In Social Justice Warriors, you’re on the front lines of arguing on the Internet. From behind a keyboard, you take on the horde of racist, sexist trolls who turned the term ‘social justice warrior’ into an attack on anyone who advocates for better gender and racial politics in video games. With the game’s debut on the popular Steam computer game platform in February, it’s now in front of a much larger audience. So I gave it a try.
Social Justice Warriors sounds pretty clear-cut. You fight with trolls one-by-one, lowering their sanity and reputation with arguments and personal attacks, while trying to keep your own sanity and reputation from dropping too low and forcing you to log off.
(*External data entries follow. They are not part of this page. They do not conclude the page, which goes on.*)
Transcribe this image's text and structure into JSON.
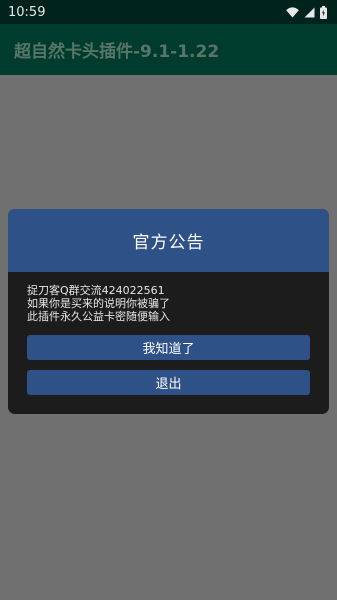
{
  "status_bar": {
    "time": "10:59",
    "icons": [
      "wifi-icon",
      "signal-icon",
      "battery-icon"
    ]
  },
  "app_bar": {
    "title": "超自然卡头插件-9.1-1.22"
  },
  "dialog": {
    "title": "官方公告",
    "lines": [
      "捉刀客Q群交流424022561",
      "如果你是买来的说明你被骗了",
      "此插件永久公益卡密随便输入"
    ],
    "buttons": {
      "ok_label": "我知道了",
      "exit_label": "退出"
    }
  },
  "colors": {
    "status_bar": "#00241c",
    "app_bar": "#003c2e",
    "scrim": "#707070",
    "dialog_bg": "#1c1c1c",
    "accent": "#2e5188"
  }
}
They attack with all-too-real troll arguments, things like “if he didn’t want to get shot, he shouldn’t have dressed like that.” It’s enough to get your blood boiling.
That’s when you start considering a personal attack. You’ve been sticking to reasoned arguments so far, but this troll clearly isn’t going to listen. You fling a personal attack, bringing the troll’s sanity and reputation way down, but it takes some of your reputation down with it. You don’t look good mud-slinging either, even when it’s for a good cause. That conflict, between wanting to take down the vile trolls at any cost, and preserving your own mental health and good name, is the one that animates Social Justice Warriors. You always have the option to make a more effective personal attack, but it will always come at a cost. Do you avoid personal attacks entirely? Bring them out only when you’re in a tough spot? Or do you immediately take the fight to the gutter?
The game’s creator, Eric Ford, told ThinkProgress via email that dilemma is central to the game experience. “The game’s very first menu offers the choice to ‘Battle for Social Justice’ or ‘Don’t Battle for Social Justice’,” he said, “questioning whether the conflict should even be viewed as warfare or fought at all.” Choosing not to fight exits the game. If you choose to continue, you’ll get to pick a class.
As a social justice paladin, typically a sort of righteous holy warrior in video games, you can “dismember their claims with your logic,” rebroadcast their message to be attacked by others, or go for the personal attack. As a mage, a class that fights with magic in other games, you blog about the perils of injustice and write rebuttals. As a rogue, typically a sort of sneaky thief, you believe that all is fair in the fight against the trolls, so all of your attacks involve character assassination and backstabbing.
Ford says that temptation is purposeful. “There’s always a danger of things escalating into an us-vs-them conflict where disproving your opponent — winning — takes precedence over principles,” he said. “The game’s high score table encourages you to defeat more and more trolls, adding to the temptation to use your character’s own ad hominem attacks to dispatch trolls more quickly.”
It’s odd to say about a game, but Social Justice Warriors is at its best when it frustrates the player and makes them uncomfortable. For one thing, there’s no winning the game. The trolls will keep coming as long as you’re willing and able to fight them. “Once you’ve embarked down the path of correcting every incorrect statement an anonymous stranger is making online,” Ford said, “the only inevitable outcomes are that your patience is exhausted by frustration, your reputation is obliterated by the trolls’ defamation or your own actions, or you give up in disgust.”
While Ford has insisted the game isn’t pro- or anti-social justice warrior, his political sympathies are clear enough in the game. “We already ended racism like 40 years ago,” the troll says. “If you don’t think female privilege is real, you’re the real sexist.” They’re both laughably ridiculous, and sadly the kind of thing right wing trolls actually say. Your rebuttals are typically well-reasoned and sensible — at least until the trolls wear your sanity down.
You might expect that it would be cathartic getting to obliterate trolls in a controlled environment, but for me, the futility was overwhelming. Defeat a troll, and you’ll get a small boost to your own sanity and reputation. Then a new troll who looks exactly the same (and exactly the same as you) pops up a second later. That all contributes to a pretty short play time. Once you’ve tried out the classes and seen a good portion of what the game has to offer, it’s probably been a half hour or an hour. But for $7.99 on Steam, or less when it’s on sale, it’s worth trying out.
Social Justice Warriors excels at something only games can really do. It puts you in a position where you have to think and act like someone else, where you’re subject to the same temptations and lack of options they have. In that way, it reminds me of Papers, Please, where you’re the immigration inspector in a repressive state, forced to decide regularly between human decency and doing your job to feed your family. It also reminds me of Cart Life, where you play a street vendor struggling to get by, and the game really makes you feel every screw up as you spiral into poverty.
Despite Social Justice Warrior’s sense of futility for players, it isn’t “intended to suggest that racist, sexist, or other offensive comments shouldn’t be confronted online,” Ford said. The goal is to encourage critical thinking on how it can be done more effectively, and at less cost to the real-world social justice warriors. Social Justice Warriors doesn’t have an answer to the question of what that would look like, but it does encourage us to try and figure it out.